## Your instructions
Go through the records below and write each one out again unchanged.

Entries from a dataset of interfaces
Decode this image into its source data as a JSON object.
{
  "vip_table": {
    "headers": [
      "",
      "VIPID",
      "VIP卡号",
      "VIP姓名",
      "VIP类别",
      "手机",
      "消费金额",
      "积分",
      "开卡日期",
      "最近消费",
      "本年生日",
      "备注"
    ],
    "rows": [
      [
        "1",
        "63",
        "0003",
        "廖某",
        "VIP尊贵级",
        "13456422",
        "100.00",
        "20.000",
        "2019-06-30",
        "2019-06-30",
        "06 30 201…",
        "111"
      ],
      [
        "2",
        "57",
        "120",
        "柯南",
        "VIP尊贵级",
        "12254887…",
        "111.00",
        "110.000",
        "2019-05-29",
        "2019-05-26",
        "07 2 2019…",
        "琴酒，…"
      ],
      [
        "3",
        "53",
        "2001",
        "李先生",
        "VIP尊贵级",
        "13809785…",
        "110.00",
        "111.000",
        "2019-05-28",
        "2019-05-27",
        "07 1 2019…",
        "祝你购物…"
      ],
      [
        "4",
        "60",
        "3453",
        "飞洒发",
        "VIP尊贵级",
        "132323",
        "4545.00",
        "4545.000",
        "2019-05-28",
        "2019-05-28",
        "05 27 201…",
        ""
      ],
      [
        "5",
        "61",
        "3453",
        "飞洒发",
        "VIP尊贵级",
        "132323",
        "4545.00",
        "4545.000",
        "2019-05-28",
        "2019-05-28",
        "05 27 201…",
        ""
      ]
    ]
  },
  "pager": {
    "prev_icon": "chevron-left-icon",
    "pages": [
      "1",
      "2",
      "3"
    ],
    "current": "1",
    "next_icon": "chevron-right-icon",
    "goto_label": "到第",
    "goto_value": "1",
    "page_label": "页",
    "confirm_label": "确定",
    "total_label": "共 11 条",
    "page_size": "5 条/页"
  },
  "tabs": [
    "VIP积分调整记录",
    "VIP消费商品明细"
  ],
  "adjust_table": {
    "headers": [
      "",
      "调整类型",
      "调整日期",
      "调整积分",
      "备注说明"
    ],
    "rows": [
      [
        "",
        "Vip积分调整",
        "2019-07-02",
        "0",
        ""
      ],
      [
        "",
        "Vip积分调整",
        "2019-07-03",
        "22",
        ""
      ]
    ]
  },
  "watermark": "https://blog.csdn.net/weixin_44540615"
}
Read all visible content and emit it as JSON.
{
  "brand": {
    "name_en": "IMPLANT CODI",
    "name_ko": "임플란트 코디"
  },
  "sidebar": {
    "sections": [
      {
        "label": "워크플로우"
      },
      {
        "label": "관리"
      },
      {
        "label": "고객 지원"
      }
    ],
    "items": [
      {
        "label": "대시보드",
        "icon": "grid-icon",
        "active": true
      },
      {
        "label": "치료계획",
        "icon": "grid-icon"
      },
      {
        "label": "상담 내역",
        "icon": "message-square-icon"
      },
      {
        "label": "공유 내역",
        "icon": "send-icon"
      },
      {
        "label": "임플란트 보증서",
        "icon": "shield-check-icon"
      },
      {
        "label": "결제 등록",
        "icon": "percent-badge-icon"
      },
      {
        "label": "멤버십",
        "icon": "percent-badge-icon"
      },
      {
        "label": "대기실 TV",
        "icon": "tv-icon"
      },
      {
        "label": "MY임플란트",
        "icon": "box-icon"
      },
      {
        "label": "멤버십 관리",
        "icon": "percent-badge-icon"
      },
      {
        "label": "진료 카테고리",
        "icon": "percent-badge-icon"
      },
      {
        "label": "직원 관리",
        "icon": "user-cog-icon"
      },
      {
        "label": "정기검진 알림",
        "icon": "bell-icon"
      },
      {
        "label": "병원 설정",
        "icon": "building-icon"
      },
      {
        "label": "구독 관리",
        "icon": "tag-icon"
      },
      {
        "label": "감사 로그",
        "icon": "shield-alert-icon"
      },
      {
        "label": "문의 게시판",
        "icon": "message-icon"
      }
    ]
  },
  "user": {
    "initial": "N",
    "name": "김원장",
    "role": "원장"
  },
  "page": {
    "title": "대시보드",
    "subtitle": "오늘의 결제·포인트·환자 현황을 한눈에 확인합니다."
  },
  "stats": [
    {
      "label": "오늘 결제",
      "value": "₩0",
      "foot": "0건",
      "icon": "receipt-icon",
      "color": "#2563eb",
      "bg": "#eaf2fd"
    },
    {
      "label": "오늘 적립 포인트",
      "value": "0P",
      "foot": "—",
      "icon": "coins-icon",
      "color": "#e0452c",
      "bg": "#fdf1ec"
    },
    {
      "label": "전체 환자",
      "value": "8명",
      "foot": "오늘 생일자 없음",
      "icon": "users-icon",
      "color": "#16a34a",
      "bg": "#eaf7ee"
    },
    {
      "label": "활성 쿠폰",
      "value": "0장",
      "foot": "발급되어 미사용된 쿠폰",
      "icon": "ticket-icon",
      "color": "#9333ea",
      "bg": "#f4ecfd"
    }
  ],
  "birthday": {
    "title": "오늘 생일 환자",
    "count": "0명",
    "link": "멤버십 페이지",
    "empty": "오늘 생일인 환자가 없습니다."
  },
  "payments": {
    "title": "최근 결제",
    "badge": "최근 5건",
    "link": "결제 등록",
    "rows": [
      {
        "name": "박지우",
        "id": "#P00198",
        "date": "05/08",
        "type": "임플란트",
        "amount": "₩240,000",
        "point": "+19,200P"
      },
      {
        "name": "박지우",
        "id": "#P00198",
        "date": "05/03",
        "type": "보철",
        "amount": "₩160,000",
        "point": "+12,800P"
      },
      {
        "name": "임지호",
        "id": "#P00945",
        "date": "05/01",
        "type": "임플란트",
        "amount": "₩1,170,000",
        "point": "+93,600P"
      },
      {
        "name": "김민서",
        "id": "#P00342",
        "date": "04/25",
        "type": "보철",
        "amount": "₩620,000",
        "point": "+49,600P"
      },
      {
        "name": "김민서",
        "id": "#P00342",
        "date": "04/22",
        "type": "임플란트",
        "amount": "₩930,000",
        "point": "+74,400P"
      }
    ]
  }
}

## Answer space
Decode this image into its source data as a JSON object.
{
  "vip_table": {
    "headers": [
      "",
      "VIPID",
      "VIP卡号",
      "VIP姓名",
      "VIP类别",
      "手机",
      "消费金额",
      "积分",
      "开卡日期",
      "最近消费",
      "本年生日",
      "备注"
    ],
    "rows": [
      [
        "1",
        "63",
        "0003",
        "廖某",
        "VIP尊贵级",
        "13456422",
        "100.00",
        "20.000",
        "2019-06-30",
        "2019-06-30",
        "06 30 201…",
        "111"
      ],
      [
        "2",
        "57",
        "120",
        "柯南",
        "VIP尊贵级",
        "12254887…",
        "111.00",
        "110.000",
        "2019-05-29",
        "2019-05-26",
        "07 2 2019…",
        "琴酒，…"
      ],
      [
        "3",
        "53",
        "2001",
        "李先生",
        "VIP尊贵级",
        "13809785…",
        "110.00",
        "111.000",
        "2019-05-28",
        "2019-05-27",
        "07 1 2019…",
        "祝你购物…"
      ],
      [
        "4",
        "60",
        "3453",
        "飞洒发",
        "VIP尊贵级",
        "132323",
        "4545.00",
        "4545.000",
        "2019-05-28",
        "2019-05-28",
        "05 27 201…",
        ""
      ],
      [
        "5",
        "61",
        "3453",
        "飞洒发",
        "VIP尊贵级",
        "132323",
        "4545.00",
        "4545.000",
        "2019-05-28",
        "2019-05-28",
        "05 27 201…",
        ""
      ]
    ]
  },
  "pager": {
    "prev_icon": "chevron-left-icon",
    "pages": [
      "1",
      "2",
      "3"
    ],
    "current": "1",
    "next_icon": "chevron-right-icon",
    "goto_label": "到第",
    "goto_value": "1",
    "page_label": "页",
    "confirm_label": "确定",
    "total_label": "共 11 条",
    "page_size": "5 条/页"
  },
  "tabs": [
    "VIP积分调整记录",
    "VIP消费商品明细"
  ],
  "adjust_table": {
    "headers": [
      "",
      "调整类型",
      "调整日期",
      "调整积分",
      "备注说明"
    ],
    "rows": [
      [
        "",
        "Vip积分调整",
        "2019-07-02",
        "0",
        ""
      ],
      [
        "",
        "Vip积分调整",
        "2019-07-03",
        "22",
        ""
      ]
    ]
  },
  "watermark": "https://blog.csdn.net/weixin_44540615"
}
Read all visible content and emit it as JSON.
{
  "brand": {
    "name_en": "IMPLANT CODI",
    "name_ko": "임플란트 코디"
  },
  "sidebar": {
    "sections": [
      {
        "label": "워크플로우"
      },
      {
        "label": "관리"
      },
      {
        "label": "고객 지원"
      }
    ],
    "items": [
      {
        "label": "대시보드",
        "icon": "grid-icon",
        "active": true
      },
      {
        "label": "치료계획",
        "icon": "grid-icon"
      },
      {
        "label": "상담 내역",
        "icon": "message-square-icon"
      },
      {
        "label": "공유 내역",
        "icon": "send-icon"
      },
      {
        "label": "임플란트 보증서",
        "icon": "shield-check-icon"
      },
      {
        "label": "결제 등록",
        "icon": "percent-badge-icon"
      },
      {
        "label": "멤버십",
        "icon": "percent-badge-icon"
      },
      {
        "label": "대기실 TV",
        "icon": "tv-icon"
      },
      {
        "label": "MY임플란트",
        "icon": "box-icon"
      },
      {
        "label": "멤버십 관리",
        "icon": "percent-badge-icon"
      },
      {
        "label": "진료 카테고리",
        "icon": "percent-badge-icon"
      },
      {
        "label": "직원 관리",
        "icon": "user-cog-icon"
      },
      {
        "label": "정기검진 알림",
        "icon": "bell-icon"
      },
      {
        "label": "병원 설정",
        "icon": "building-icon"
      },
      {
        "label": "구독 관리",
        "icon": "tag-icon"
      },
      {
        "label": "감사 로그",
        "icon": "shield-alert-icon"
      },
      {
        "label": "문의 게시판",
        "icon": "message-icon"
      }
    ]
  },
  "user": {
    "initial": "N",
    "name": "김원장",
    "role": "원장"
  },
  "page": {
    "title": "대시보드",
    "subtitle": "오늘의 결제·포인트·환자 현황을 한눈에 확인합니다."
  },
  "stats": [
    {
      "label": "오늘 결제",
      "value": "₩0",
      "foot": "0건",
      "icon": "receipt-icon",
      "color": "#2563eb",
      "bg": "#eaf2fd"
    },
    {
      "label": "오늘 적립 포인트",
      "value": "0P",
      "foot": "—",
      "icon": "coins-icon",
      "color": "#e0452c",
      "bg": "#fdf1ec"
    },
    {
      "label": "전체 환자",
      "value": "8명",
      "foot": "오늘 생일자 없음",
      "icon": "users-icon",
      "color": "#16a34a",
      "bg": "#eaf7ee"
    },
    {
      "label": "활성 쿠폰",
      "value": "0장",
      "foot": "발급되어 미사용된 쿠폰",
      "icon": "ticket-icon",
      "color": "#9333ea",
      "bg": "#f4ecfd"
    }
  ],
  "birthday": {
    "title": "오늘 생일 환자",
    "count": "0명",
    "link": "멤버십 페이지",
    "empty": "오늘 생일인 환자가 없습니다."
  },
  "payments": {
    "title": "최근 결제",
    "badge": "최근 5건",
    "link": "결제 등록",
    "rows": [
      {
        "name": "박지우",
        "id": "#P00198",
        "date": "05/08",
        "type": "임플란트",
        "amount": "₩240,000",
        "point": "+19,200P"
      },
      {
        "name": "박지우",
        "id": "#P00198",
        "date": "05/03",
        "type": "보철",
        "amount": "₩160,000",
        "point": "+12,800P"
      },
      {
        "name": "임지호",
        "id": "#P00945",
        "date": "05/01",
        "type": "임플란트",
        "amount": "₩1,170,000",
        "point": "+93,600P"
      },
      {
        "name": "김민서",
        "id": "#P00342",
        "date": "04/25",
        "type": "보철",
        "amount": "₩620,000",
        "point": "+49,600P"
      },
      {
        "name": "김민서",
        "id": "#P00342",
        "date": "04/22",
        "type": "임플란트",
        "amount": "₩930,000",
        "point": "+74,400P"
      }
    ]
  }
}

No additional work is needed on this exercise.